- _What to produce_
Report each line of the data that contains the string "JSON".

[Page and application data records]

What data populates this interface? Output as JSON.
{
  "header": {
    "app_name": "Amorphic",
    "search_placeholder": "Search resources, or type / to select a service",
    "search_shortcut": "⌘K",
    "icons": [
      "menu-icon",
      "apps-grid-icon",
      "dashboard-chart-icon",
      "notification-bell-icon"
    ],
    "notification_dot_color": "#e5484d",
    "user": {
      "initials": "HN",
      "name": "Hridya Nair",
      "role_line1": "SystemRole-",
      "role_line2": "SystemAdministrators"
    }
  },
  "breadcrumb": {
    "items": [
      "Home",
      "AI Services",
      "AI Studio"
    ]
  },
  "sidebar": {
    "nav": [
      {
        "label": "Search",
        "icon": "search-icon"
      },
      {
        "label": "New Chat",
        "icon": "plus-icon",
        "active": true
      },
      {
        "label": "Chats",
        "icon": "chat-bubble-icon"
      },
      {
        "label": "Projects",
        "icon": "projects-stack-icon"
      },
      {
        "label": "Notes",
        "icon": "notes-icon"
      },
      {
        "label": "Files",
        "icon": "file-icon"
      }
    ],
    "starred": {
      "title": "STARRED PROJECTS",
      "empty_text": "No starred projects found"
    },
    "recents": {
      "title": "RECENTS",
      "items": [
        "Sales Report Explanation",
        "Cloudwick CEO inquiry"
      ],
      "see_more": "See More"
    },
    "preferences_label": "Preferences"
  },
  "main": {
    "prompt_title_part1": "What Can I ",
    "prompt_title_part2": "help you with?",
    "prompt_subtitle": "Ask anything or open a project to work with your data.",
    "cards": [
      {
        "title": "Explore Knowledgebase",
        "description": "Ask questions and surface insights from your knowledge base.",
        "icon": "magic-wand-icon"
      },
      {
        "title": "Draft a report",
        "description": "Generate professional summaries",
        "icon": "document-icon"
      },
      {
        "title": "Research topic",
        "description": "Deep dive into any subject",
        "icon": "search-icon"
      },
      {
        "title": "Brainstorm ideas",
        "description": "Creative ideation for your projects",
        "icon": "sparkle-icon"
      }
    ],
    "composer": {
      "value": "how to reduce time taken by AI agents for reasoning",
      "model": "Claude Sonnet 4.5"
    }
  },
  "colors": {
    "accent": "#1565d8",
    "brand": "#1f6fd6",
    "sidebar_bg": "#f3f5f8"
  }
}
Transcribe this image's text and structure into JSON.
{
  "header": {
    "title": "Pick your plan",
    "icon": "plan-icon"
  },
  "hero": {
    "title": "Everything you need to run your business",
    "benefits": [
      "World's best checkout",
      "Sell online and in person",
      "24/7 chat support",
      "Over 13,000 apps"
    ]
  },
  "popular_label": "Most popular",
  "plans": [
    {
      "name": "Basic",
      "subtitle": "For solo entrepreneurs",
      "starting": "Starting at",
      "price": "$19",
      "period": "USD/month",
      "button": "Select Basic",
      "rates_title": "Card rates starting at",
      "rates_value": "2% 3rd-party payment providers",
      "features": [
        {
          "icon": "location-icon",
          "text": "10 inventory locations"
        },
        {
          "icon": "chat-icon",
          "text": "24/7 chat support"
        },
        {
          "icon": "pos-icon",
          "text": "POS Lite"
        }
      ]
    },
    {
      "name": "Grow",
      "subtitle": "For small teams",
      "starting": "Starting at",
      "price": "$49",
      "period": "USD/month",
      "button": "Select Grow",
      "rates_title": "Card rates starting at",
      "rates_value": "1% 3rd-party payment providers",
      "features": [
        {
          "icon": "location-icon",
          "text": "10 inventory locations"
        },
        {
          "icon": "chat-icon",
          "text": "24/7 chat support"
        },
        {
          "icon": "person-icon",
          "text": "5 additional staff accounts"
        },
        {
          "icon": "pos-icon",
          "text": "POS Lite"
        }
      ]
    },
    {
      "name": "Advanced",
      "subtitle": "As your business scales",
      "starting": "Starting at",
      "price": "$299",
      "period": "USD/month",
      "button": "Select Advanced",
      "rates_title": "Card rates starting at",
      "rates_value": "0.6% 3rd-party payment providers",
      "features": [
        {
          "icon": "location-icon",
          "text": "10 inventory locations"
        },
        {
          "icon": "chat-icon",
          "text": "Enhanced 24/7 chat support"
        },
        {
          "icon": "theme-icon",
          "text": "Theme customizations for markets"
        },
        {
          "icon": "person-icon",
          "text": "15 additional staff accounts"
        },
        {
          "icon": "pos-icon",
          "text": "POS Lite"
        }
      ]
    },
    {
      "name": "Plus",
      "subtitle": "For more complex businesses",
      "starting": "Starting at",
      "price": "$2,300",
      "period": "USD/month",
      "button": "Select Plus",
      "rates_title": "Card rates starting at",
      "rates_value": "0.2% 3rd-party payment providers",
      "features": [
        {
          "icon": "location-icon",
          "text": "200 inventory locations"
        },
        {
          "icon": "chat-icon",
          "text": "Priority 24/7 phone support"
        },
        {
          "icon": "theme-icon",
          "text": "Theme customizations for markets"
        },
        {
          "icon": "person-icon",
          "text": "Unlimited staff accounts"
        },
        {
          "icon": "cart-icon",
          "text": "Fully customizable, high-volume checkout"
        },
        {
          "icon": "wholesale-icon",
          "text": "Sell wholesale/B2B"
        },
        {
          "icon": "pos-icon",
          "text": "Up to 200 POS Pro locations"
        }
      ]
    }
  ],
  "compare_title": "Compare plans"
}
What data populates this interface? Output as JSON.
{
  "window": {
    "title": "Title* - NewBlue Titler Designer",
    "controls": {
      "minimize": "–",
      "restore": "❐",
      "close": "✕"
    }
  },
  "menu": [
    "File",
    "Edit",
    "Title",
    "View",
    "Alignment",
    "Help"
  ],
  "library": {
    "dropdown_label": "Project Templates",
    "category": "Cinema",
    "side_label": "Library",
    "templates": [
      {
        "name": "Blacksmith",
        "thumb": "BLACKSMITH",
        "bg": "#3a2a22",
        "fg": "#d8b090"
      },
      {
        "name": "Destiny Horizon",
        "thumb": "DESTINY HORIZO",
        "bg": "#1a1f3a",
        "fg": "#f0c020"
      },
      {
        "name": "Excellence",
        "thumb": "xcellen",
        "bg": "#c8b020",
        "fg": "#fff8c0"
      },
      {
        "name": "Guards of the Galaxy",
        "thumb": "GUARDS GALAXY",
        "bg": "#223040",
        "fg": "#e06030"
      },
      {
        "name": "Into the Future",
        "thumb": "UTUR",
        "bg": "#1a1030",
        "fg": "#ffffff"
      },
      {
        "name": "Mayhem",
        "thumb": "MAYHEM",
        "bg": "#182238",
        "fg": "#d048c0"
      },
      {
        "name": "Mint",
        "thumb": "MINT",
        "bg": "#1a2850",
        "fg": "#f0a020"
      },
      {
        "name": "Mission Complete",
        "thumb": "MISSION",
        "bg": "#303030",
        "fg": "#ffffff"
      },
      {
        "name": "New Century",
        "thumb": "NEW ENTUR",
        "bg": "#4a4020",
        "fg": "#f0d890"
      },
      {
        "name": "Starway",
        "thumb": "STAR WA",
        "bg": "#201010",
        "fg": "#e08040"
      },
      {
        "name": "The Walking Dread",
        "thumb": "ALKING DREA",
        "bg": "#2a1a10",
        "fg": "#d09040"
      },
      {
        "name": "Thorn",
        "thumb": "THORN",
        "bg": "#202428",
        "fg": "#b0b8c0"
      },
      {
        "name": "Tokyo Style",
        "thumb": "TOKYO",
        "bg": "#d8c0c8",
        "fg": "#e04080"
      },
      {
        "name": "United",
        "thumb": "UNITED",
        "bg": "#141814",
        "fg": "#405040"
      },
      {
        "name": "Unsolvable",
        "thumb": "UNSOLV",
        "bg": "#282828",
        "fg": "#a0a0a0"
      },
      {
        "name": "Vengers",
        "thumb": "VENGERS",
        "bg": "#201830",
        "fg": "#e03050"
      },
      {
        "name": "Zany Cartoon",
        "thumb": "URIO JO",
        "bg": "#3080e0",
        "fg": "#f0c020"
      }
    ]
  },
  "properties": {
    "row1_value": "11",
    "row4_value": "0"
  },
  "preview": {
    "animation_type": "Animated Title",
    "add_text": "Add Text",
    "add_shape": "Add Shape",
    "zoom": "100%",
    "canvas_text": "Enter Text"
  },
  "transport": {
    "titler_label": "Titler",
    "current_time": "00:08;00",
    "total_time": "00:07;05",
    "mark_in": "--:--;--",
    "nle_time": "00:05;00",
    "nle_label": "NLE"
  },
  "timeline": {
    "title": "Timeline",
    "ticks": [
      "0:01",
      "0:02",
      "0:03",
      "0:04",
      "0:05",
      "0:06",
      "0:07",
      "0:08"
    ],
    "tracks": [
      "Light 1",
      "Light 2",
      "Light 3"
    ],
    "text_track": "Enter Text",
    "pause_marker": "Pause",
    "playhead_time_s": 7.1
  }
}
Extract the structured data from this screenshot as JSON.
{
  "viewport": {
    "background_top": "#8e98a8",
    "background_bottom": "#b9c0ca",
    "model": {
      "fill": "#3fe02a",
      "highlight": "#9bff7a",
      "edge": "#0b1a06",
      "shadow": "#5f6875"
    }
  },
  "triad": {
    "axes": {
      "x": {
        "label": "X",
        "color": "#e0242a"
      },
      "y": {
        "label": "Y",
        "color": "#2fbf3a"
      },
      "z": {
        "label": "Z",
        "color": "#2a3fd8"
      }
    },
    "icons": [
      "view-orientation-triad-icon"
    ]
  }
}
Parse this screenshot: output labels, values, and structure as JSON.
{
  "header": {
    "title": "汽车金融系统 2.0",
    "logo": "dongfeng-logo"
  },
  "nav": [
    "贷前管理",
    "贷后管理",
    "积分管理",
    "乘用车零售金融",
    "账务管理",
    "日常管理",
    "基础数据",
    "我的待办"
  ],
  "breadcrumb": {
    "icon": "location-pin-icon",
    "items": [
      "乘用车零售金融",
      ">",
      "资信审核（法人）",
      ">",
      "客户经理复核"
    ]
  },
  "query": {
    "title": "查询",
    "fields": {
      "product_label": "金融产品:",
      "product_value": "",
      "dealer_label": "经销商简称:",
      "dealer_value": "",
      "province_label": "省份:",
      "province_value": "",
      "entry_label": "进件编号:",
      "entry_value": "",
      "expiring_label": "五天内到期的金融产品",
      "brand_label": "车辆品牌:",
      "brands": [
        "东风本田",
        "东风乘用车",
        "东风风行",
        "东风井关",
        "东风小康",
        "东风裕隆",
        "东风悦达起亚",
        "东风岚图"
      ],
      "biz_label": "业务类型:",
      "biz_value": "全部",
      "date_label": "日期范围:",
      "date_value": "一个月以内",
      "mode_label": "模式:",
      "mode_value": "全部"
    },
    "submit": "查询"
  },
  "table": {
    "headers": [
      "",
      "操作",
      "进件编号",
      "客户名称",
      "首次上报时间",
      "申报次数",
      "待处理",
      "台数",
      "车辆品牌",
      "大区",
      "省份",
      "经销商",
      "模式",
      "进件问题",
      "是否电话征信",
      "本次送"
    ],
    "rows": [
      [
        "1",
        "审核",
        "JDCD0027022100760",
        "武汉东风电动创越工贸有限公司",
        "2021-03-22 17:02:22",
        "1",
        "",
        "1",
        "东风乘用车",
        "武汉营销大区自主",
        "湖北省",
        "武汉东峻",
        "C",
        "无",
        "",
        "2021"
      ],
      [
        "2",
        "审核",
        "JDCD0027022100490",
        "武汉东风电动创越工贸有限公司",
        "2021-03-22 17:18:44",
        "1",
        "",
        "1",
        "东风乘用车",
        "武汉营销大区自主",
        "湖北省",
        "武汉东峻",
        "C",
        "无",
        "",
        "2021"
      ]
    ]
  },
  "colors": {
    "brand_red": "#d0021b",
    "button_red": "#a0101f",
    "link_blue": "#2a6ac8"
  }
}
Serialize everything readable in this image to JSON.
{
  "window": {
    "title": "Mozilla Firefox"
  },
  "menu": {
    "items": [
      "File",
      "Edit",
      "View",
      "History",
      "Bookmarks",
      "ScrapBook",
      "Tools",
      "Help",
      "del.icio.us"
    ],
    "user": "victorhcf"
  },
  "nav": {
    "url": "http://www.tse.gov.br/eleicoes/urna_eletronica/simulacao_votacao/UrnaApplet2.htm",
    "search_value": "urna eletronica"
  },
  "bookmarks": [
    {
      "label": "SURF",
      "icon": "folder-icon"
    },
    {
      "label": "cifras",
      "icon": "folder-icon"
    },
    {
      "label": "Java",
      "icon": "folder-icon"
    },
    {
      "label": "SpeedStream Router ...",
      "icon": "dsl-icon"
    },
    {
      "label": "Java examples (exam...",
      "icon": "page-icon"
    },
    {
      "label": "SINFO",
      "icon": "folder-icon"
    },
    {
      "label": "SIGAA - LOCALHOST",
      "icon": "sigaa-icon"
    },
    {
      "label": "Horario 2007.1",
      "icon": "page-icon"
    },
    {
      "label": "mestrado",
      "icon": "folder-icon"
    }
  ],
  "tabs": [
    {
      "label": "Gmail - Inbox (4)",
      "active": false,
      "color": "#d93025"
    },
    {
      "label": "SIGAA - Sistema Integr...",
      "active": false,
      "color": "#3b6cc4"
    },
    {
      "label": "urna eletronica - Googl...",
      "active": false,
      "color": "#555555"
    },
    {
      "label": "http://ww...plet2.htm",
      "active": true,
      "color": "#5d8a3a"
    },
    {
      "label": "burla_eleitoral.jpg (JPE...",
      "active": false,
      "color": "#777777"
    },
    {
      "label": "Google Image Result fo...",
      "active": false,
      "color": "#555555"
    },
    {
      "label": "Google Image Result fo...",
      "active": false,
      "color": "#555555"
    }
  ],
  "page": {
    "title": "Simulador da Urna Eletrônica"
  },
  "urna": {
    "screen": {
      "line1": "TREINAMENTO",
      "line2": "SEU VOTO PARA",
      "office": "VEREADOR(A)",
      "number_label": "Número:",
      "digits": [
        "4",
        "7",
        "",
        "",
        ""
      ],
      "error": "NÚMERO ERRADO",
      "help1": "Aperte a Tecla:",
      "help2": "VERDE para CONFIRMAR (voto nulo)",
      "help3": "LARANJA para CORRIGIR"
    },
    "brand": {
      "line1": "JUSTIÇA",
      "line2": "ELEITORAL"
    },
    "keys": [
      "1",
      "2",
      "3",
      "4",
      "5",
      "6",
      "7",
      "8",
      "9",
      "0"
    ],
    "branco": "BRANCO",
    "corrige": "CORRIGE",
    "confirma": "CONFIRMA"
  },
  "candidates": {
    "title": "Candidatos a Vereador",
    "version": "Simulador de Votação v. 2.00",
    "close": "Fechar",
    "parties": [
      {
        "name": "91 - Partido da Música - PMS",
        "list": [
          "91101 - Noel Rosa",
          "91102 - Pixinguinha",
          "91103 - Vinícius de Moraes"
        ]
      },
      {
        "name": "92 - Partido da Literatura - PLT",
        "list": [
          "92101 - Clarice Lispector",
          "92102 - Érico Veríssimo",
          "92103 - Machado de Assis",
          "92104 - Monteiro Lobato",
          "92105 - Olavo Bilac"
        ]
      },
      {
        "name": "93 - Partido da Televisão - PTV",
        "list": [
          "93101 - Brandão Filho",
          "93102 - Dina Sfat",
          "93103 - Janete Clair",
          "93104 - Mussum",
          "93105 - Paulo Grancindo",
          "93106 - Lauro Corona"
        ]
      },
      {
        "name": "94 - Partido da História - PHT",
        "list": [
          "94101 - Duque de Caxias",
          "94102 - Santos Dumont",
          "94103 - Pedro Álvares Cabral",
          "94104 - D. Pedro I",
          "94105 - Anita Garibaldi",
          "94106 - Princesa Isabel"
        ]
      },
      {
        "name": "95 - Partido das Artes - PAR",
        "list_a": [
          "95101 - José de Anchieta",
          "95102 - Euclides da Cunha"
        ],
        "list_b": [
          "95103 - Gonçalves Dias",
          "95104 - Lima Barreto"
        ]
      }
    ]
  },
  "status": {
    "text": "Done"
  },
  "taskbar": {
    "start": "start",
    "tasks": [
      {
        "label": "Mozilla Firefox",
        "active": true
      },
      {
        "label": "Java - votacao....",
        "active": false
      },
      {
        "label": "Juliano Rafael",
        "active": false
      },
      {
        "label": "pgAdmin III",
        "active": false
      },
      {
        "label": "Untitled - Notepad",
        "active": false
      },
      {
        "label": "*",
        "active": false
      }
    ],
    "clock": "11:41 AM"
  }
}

- _Response_
What data populates this interface? Output as JSON.
Transcribe this image's text and structure into JSON.
What data populates this interface? Output as JSON.
Extract the structured data from this screenshot as JSON.
Parse this screenshot: output labels, values, and structure as JSON.
Serialize everything readable in this image to JSON.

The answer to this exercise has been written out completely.